I am Lebanese.
“This is Lebanon,” I said to my peers in my adolescent ignorance
I love garlic and I eat it shamelessly, never worrying or caring about embarrassing toxic breath. If Lebanon were to ever declare a national smell, to hoist the flag of any odour other than garlic would be sacrilege. I speak to my mother on the phone an average of four times a day. When I say inshallah in response to a request, it probably means no. I stare at strangers all of the time. When riding in a car, I’m often overwhelmed by a feeling of hatred towards ‘pedestrians,’ and when driving in countries with “civilised” traffic laws I usually join my mother in fantasising aloud about running them — and bicyclists — over.
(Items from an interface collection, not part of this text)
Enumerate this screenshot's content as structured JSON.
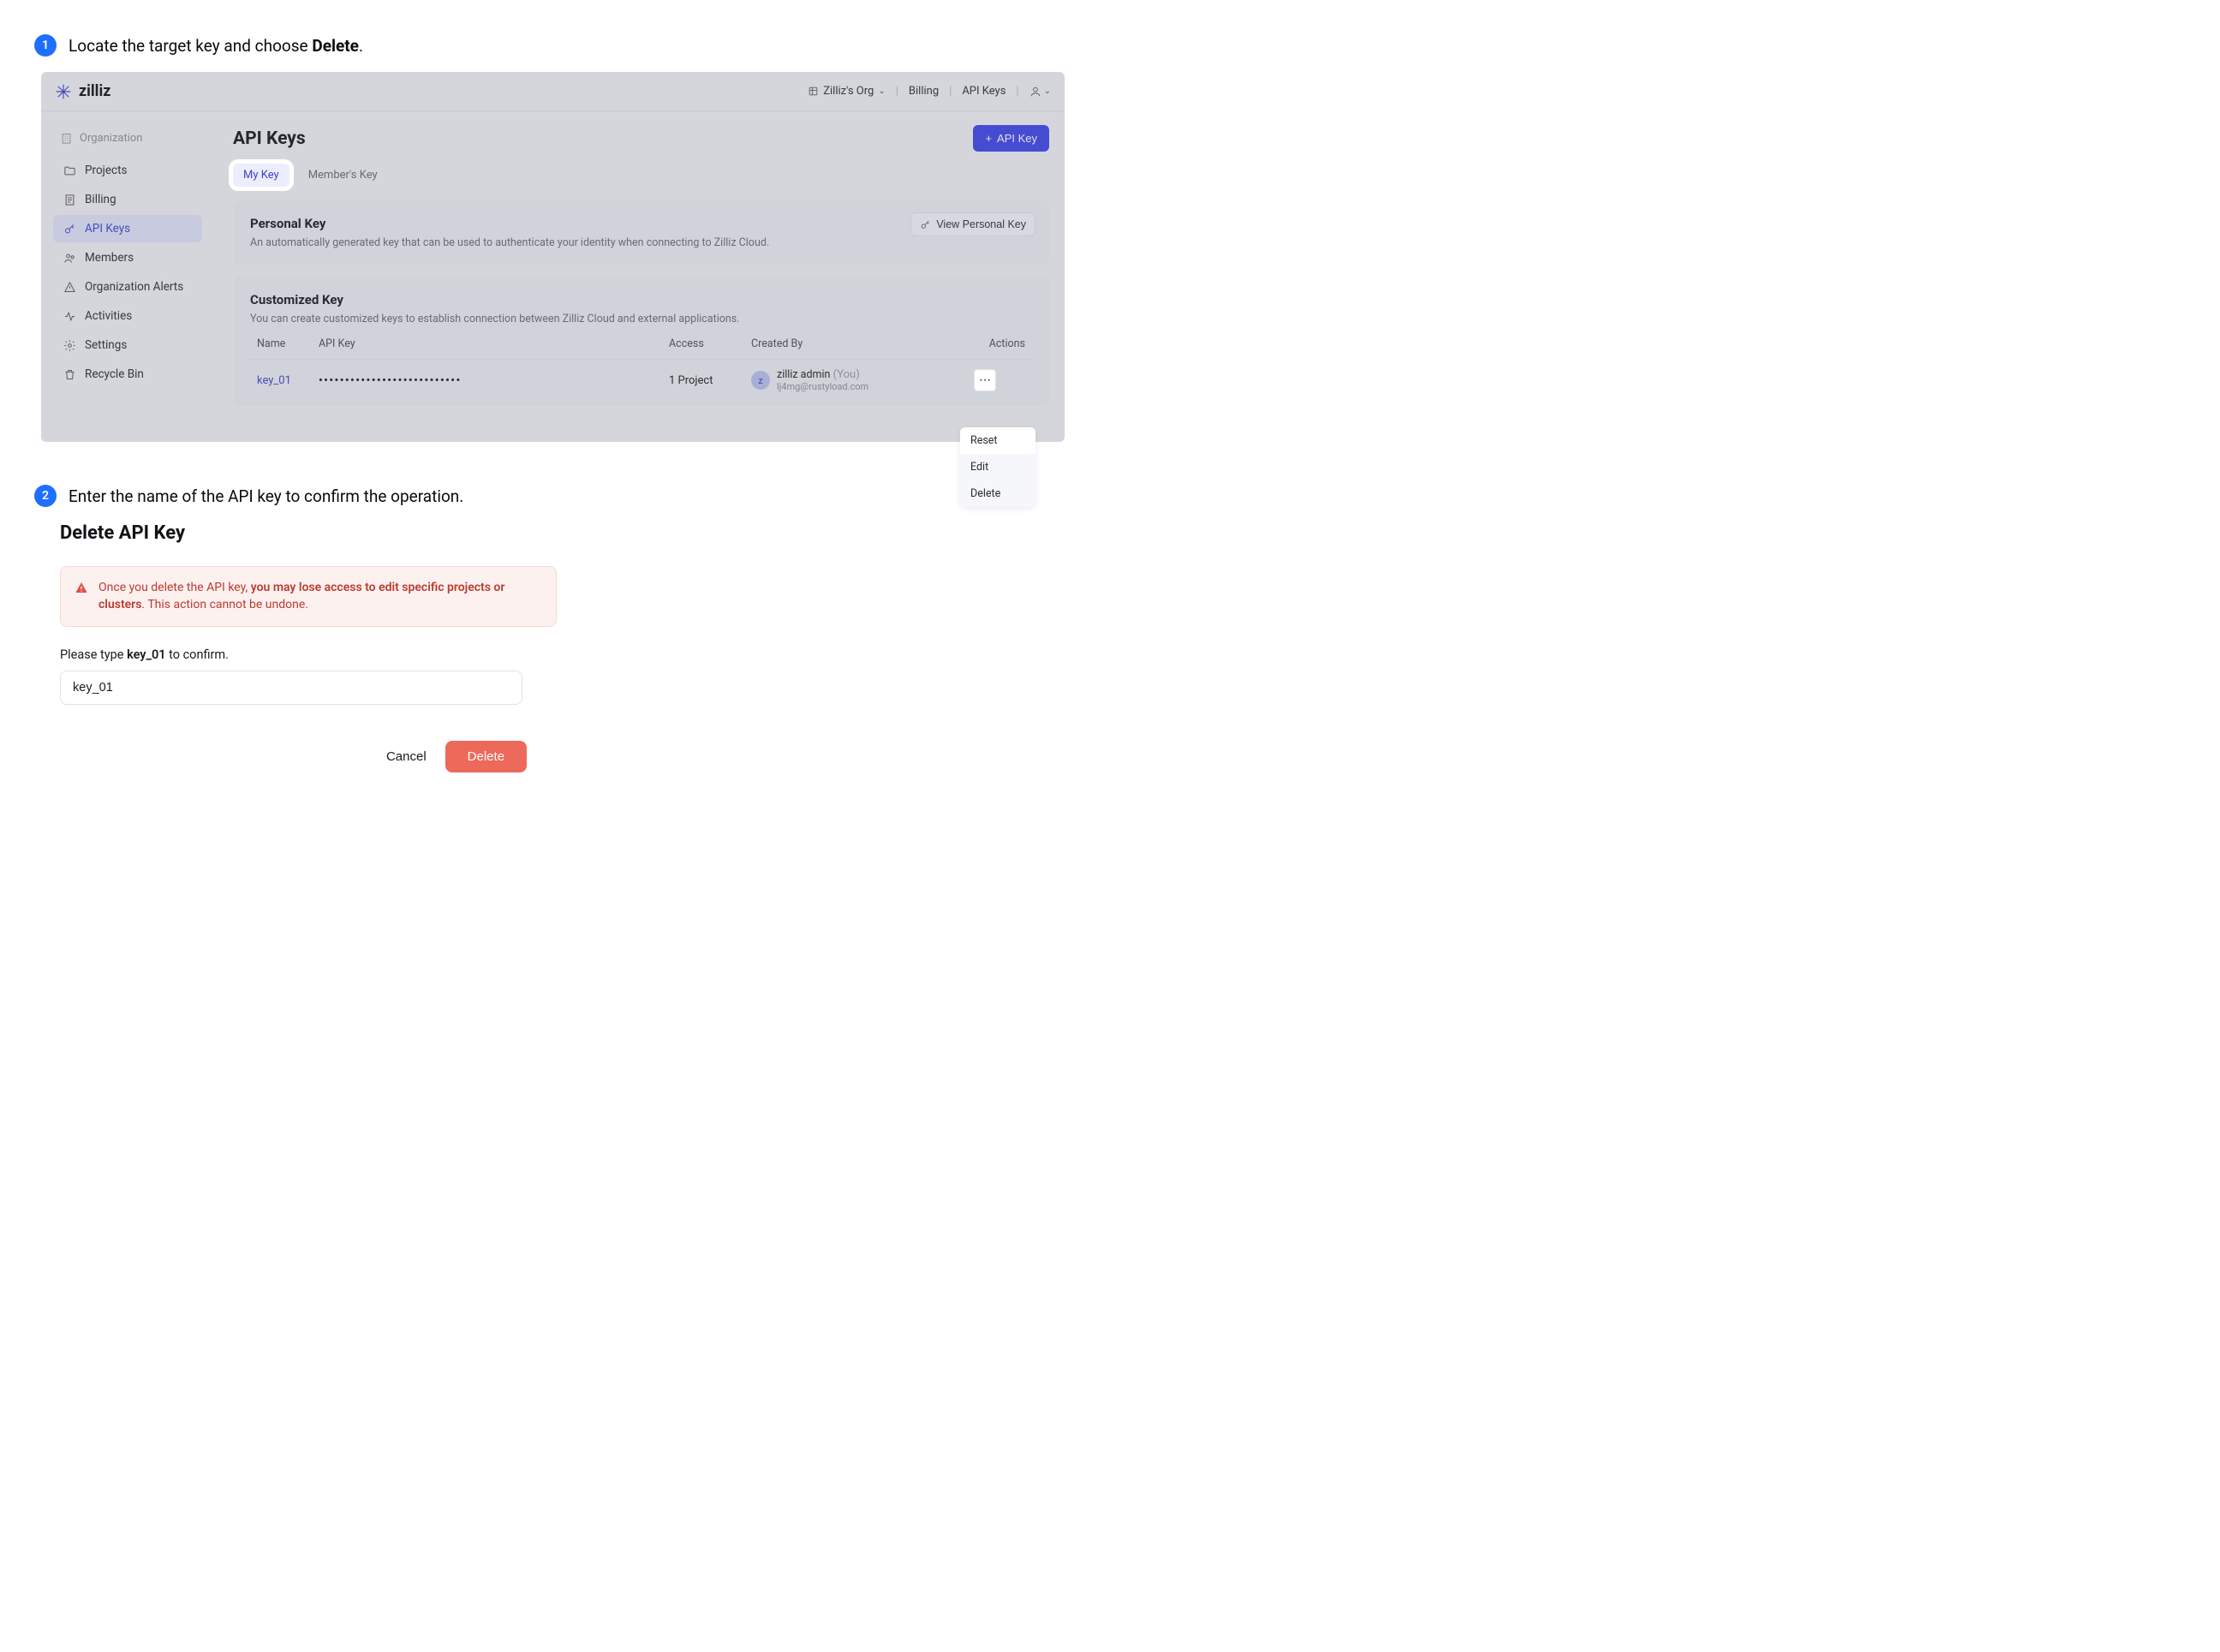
{
  "step1": {
    "num": "1",
    "text_pre": "Locate the target key and choose ",
    "text_bold": "Delete",
    "text_post": "."
  },
  "topbar": {
    "brand": "zilliz",
    "org": "Zilliz's Org",
    "billing": "Billing",
    "apikeys": "API Keys"
  },
  "sidebar": {
    "section": "Organization",
    "items": [
      {
        "label": "Projects"
      },
      {
        "label": "Billing"
      },
      {
        "label": "API Keys"
      },
      {
        "label": "Members"
      },
      {
        "label": "Organization Alerts"
      },
      {
        "label": "Activities"
      },
      {
        "label": "Settings"
      },
      {
        "label": "Recycle Bin"
      }
    ]
  },
  "page": {
    "title": "API Keys",
    "add_btn": "API Key",
    "tabs": {
      "mykey": "My Key",
      "memberkey": "Member's Key"
    }
  },
  "personal": {
    "title": "Personal Key",
    "desc": "An automatically generated key that can be used to authenticate your identity when connecting to Zilliz Cloud.",
    "view_btn": "View Personal Key"
  },
  "custom": {
    "title": "Customized Key",
    "desc": "You can create customized keys to establish connection between Zilliz Cloud and external applications.",
    "cols": {
      "name": "Name",
      "key": "API Key",
      "access": "Access",
      "by": "Created By",
      "actions": "Actions"
    },
    "row": {
      "name": "key_01",
      "masked": "•••••••••••••••••••••••••••",
      "access": "1 Project",
      "by_name": "zilliz admin",
      "by_you": " (You)",
      "by_email": "lj4mg@rustyload.com"
    },
    "menu": {
      "reset": "Reset",
      "edit": "Edit",
      "delete": "Delete"
    }
  },
  "step2": {
    "num": "2",
    "text": "Enter the name of the API key to confirm the operation."
  },
  "dialog": {
    "title": "Delete API Key",
    "warn_pre": "Once you delete the API key, ",
    "warn_bold": "you may lose access to edit specific projects or clusters",
    "warn_post": ". This action cannot be undone.",
    "confirm_pre": "Please type ",
    "confirm_key": "key_01",
    "confirm_post": " to confirm.",
    "input_value": "key_01",
    "cancel": "Cancel",
    "delete": "Delete"
  }
}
I think taxi drivers are the best source of national news. I’m loud. I don’t go anywhere without an eerie eye dangling from my neck to ward off evil. I knock on wood every time someone compliments me. I’m not religious but I believe in God because it feels strange not to. I love unconditionally this memory, idea and sensibility we call Palestine, even though I wasn’t around to see it before it burned, and I join millions in the belief that together, somehow, we will resurrect it. When I see a photo of a martyr who fought to liberate my country — even if it was just the “tip” — my body inflates with pride.
My maternal grandmother is veiled. She has been to Najaf and to Mecca and to every other imaginable holy stretch of land one can imagine. She would’ve forced herself into Jerusalem if she could. My uncle married his cousin. My father grew up in a village in the northwest of Lebanon with ten siblings and a pet sheep named Sahsah. As a young boy he dreamt of becoming a street vendor because they sold treats he always drooled over but could never afford. He’s a lawyer now, and a damned good one. My mother grew up in the South; she makes delicious lahmeh madou’a and frakeh; she remembers the UNIFIL soldiers who used to visit the corner store to buy orange soda — she wasn’t too fond of them. My maternal grandfather died when I was six; I remember shadows of him sitting in their front-yard by the fig tree, drinking Turkish coffee in his traditional, Arab sleeping gown. If I ever get married it’ll be in that house, by the tree and the thyme bushes and the spirit of my grandfather.
When I contemplate what Lebanon means to me and why I love it despite its endless flaws, and when I meditate over what it is that makes me an Arab, I think of these things among many other tiny specks and grains of detail that link together to form the web of my identity, and the kaleidoscope through which I perceive my homeland.